AB - The histamine content of 108 inhalant, food, and venom extracts from four commercial sources was measured by chemical (glass fiber-based) and immunologic (competitive RIA) methods. Histamine was present in 64 of 76 inhalant extracts (range, 0.005 to 7.4 μg/ml), 20 of 26 food extracts (range, 0.16 to 23 μg/ml), and six of six venoms, 100 μg/ml (range, 1.0 to 38 μg/ml). Histamine was removed by treatment with diamine oxidase or dialysis of an extract. Repeat assay of selected extracts after addition of known amounts of histamine in the glass fiber-based method produced additive results, and glycerin- or phenol-extract preservatives did not affect assay performance. Timed extractions of dried-pollen grains demonstrated maximal histamine content at 30 seconds, suggesting that histamine is an inherent component of at least some pollens. Histamine found in some allergen extracts could, under extreme circumstances, produce false-positive results in skin testing and in basophil histamine release assays, and could affect the result of research that uses intact pollen or allergen extracts.

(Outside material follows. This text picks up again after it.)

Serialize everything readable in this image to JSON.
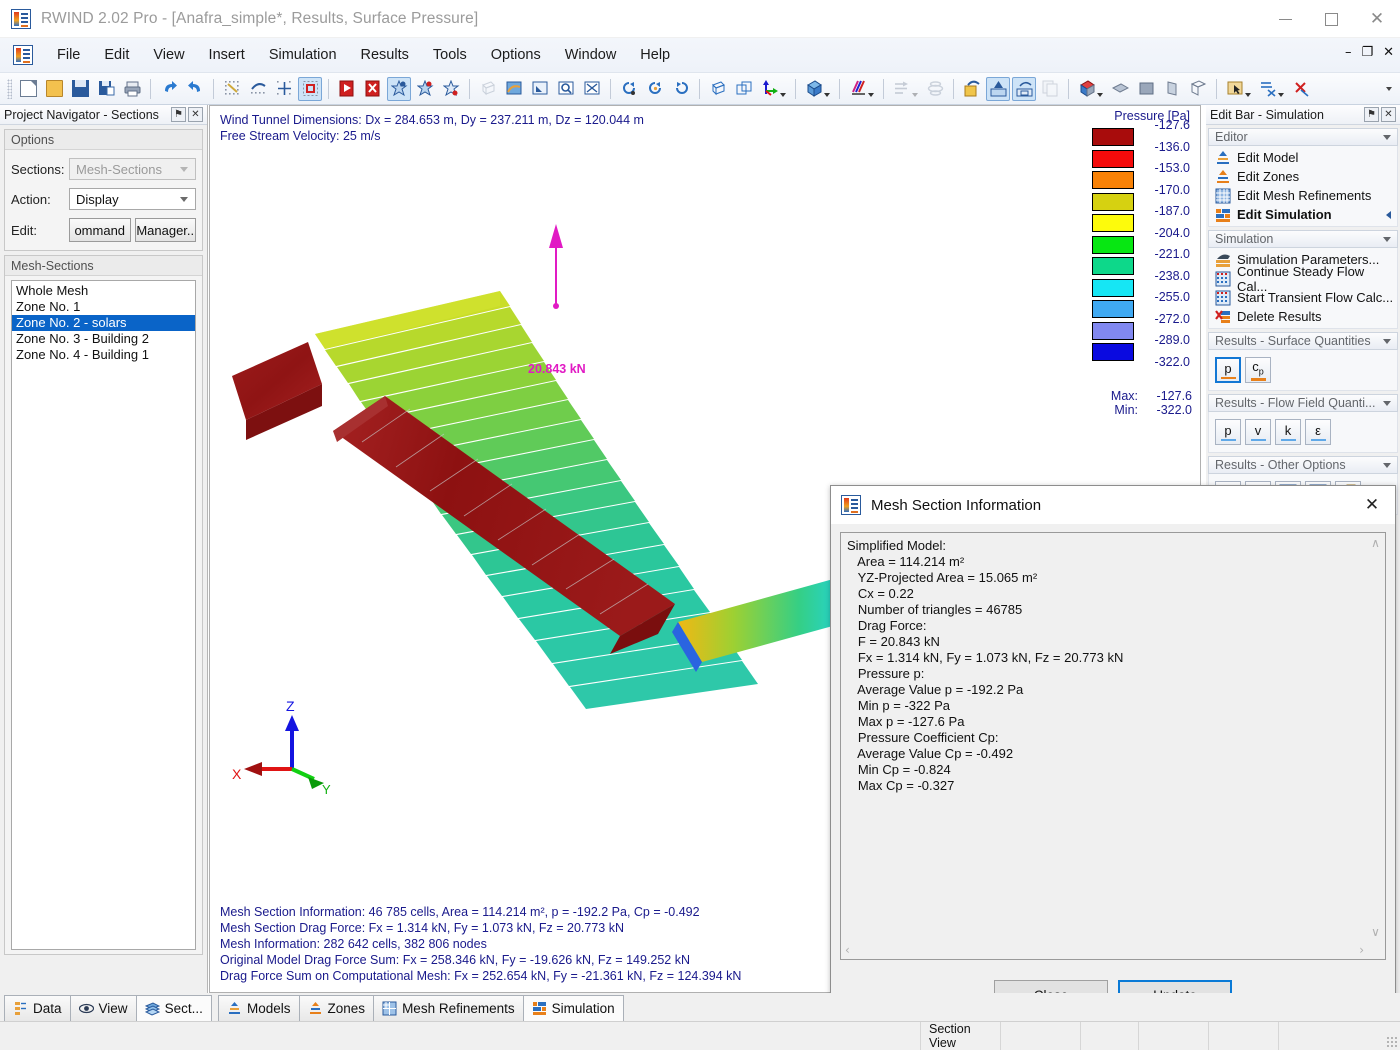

KW - Allergens

KW - basophil histamine release

KW - diamine oxidase

KW - drug contamination

KW - histamine

KW - pollen

KW - skin tests

KW - tissue extracts

UR - http://www.scopus.com/inward/record.url?scp=0026522196&partnerID=8YFLogxK

UR - http://www.scopus.com/inward/citedby.url?scp=0026522196&partnerID=8YFLogxK

U2 - 10.1016/0091-6749(92)90382-C

DO - 10.1016/0091-6749(92)90382-C

M3 - Article

C2 - 1545095

AN - SCOPUS:0026522196

VL - 89

SP - 738

EP - 745

JO - Journal of Allergy and Clinical Immunology

JF - Journal of Allergy and Clinical Immunology

SN - 0091-6749

IS - 3

ER -